Douala, Cameroon — I laid my head back on the hard pillow and felt the cool air of the conditioner evaporate the sweat from my chest. Before I could wonder if the catholic congregation singing below or the pounding tropical rain above would keep me awake I crashed. The 28 hours of travel from Portland, Oregon to Douala, Cameroon had caught up with me. A groggy jetlag was weighting my eyelids. It was just a few minutes past eight on a Saturday evening, but my clock was ticking soundly in another time zone, definitely not here. Friday night had been all but lost in terminal M between flights in Paris.
I woke when the deluge slowed to a constant whimper, the Easter eve choralers had been replaced by low single note horns, like a blast from a tuba, ships in the port just a few blocks away were prepping to set sail, and voicing their departure.

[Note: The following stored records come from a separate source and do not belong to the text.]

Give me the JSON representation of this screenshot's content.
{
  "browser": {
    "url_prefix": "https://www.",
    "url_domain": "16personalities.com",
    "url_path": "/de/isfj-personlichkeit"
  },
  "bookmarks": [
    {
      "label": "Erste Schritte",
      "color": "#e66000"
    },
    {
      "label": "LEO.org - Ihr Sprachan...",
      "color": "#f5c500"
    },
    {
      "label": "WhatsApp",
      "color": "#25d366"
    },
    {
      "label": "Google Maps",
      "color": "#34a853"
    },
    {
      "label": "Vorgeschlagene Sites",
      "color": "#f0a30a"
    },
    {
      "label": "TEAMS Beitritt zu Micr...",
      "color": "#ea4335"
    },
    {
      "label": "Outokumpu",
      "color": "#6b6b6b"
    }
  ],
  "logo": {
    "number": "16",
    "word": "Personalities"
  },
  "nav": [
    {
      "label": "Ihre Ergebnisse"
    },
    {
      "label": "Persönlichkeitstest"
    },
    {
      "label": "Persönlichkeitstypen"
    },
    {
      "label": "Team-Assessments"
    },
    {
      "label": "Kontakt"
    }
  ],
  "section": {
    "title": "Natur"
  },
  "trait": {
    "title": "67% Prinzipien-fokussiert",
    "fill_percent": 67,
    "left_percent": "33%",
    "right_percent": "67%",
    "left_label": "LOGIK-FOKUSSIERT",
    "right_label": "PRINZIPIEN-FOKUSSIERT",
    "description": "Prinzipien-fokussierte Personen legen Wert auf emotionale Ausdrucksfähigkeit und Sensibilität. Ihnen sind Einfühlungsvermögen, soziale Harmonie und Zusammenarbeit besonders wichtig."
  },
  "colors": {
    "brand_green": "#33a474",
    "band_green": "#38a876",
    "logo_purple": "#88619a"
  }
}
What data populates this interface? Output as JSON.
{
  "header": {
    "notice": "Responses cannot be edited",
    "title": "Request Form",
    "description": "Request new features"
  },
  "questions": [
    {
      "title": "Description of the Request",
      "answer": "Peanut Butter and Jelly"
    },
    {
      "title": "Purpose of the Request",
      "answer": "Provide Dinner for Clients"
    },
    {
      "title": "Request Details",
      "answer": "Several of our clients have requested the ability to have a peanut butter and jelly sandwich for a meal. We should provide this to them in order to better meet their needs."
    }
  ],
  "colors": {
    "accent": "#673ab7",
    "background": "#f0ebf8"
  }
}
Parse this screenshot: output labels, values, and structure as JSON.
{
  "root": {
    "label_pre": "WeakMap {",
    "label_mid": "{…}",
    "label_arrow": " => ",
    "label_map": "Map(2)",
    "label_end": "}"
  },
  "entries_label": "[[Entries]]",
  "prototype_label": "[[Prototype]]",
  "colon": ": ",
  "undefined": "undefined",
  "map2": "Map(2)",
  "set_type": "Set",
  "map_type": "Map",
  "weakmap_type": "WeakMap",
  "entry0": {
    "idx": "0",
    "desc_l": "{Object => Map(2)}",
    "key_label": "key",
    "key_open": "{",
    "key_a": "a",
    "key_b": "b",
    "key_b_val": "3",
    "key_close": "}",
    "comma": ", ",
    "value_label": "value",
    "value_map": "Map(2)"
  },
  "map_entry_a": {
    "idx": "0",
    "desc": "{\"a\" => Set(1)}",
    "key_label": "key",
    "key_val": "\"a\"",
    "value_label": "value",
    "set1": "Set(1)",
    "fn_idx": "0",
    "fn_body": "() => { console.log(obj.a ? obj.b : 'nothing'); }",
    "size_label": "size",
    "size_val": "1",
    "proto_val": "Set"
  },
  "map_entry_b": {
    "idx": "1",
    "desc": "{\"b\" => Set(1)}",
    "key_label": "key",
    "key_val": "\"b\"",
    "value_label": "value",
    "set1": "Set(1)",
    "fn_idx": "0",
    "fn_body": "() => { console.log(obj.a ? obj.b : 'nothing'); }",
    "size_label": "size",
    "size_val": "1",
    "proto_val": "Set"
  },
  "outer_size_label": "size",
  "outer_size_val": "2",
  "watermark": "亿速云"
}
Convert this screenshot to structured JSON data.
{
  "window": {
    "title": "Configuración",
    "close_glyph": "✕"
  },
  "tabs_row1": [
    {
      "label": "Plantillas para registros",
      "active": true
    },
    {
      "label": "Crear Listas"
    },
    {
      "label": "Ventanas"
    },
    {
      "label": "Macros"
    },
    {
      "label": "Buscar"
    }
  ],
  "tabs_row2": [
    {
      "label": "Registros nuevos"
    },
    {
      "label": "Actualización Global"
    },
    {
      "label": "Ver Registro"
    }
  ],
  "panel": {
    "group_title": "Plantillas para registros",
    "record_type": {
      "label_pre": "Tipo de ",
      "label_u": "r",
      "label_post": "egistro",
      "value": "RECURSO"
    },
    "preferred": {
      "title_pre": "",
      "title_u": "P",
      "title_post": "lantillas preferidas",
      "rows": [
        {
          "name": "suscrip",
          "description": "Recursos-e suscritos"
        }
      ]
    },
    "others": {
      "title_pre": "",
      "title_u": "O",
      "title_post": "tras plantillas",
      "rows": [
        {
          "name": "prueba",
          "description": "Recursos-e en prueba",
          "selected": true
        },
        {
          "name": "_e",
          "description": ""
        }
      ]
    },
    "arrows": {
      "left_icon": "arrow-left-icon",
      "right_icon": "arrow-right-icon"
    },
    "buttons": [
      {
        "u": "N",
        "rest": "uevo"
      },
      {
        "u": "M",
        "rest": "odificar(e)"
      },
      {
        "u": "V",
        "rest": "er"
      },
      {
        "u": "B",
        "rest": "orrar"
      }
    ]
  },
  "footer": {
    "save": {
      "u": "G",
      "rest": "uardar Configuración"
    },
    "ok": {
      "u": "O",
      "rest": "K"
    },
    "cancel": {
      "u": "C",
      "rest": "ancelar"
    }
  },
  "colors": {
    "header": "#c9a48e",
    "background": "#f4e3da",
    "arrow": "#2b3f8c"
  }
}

I checked my iPhone, it was just after 3am, far too early to get up. So I closed my eyes and checked the dozens of details about this trip I had stored in my mind and reviewed the score of questions I had come to Cameroon looking to find answers to.
I had been in Cameroon less than 12 hours already one set of images returned over and over in my half sleep: On the approach into Douala the Air France flight made a slowly descending circle around the perimeter of Douala, to the west we flew over endless green, palm oil plantations in rows only sporadically interrupted by patches of second growth rainforest. As the path continued banking back east the grey river split the green from the brown and an endless plantation of tin roofs mirrored the afternoon sun. Our decent came down over these roofs within eyesight of children playing in the red dirt streets and women retrieving laundry before the storm. In less than five minute from the air Cameroon’s expanding economy met expanding population, and only a few small wild islands of vegetation in the middle of the river remain.
Juggling, justifying, juxtaposing these two worlds I think is one of the core, if not the core, question. Not a question Cameroon faces alone. Nor a question she can answer by herself.
2015-2016 Global research and reporting on great apes made possible in part through the generous financial support of the Philadelphia Zoo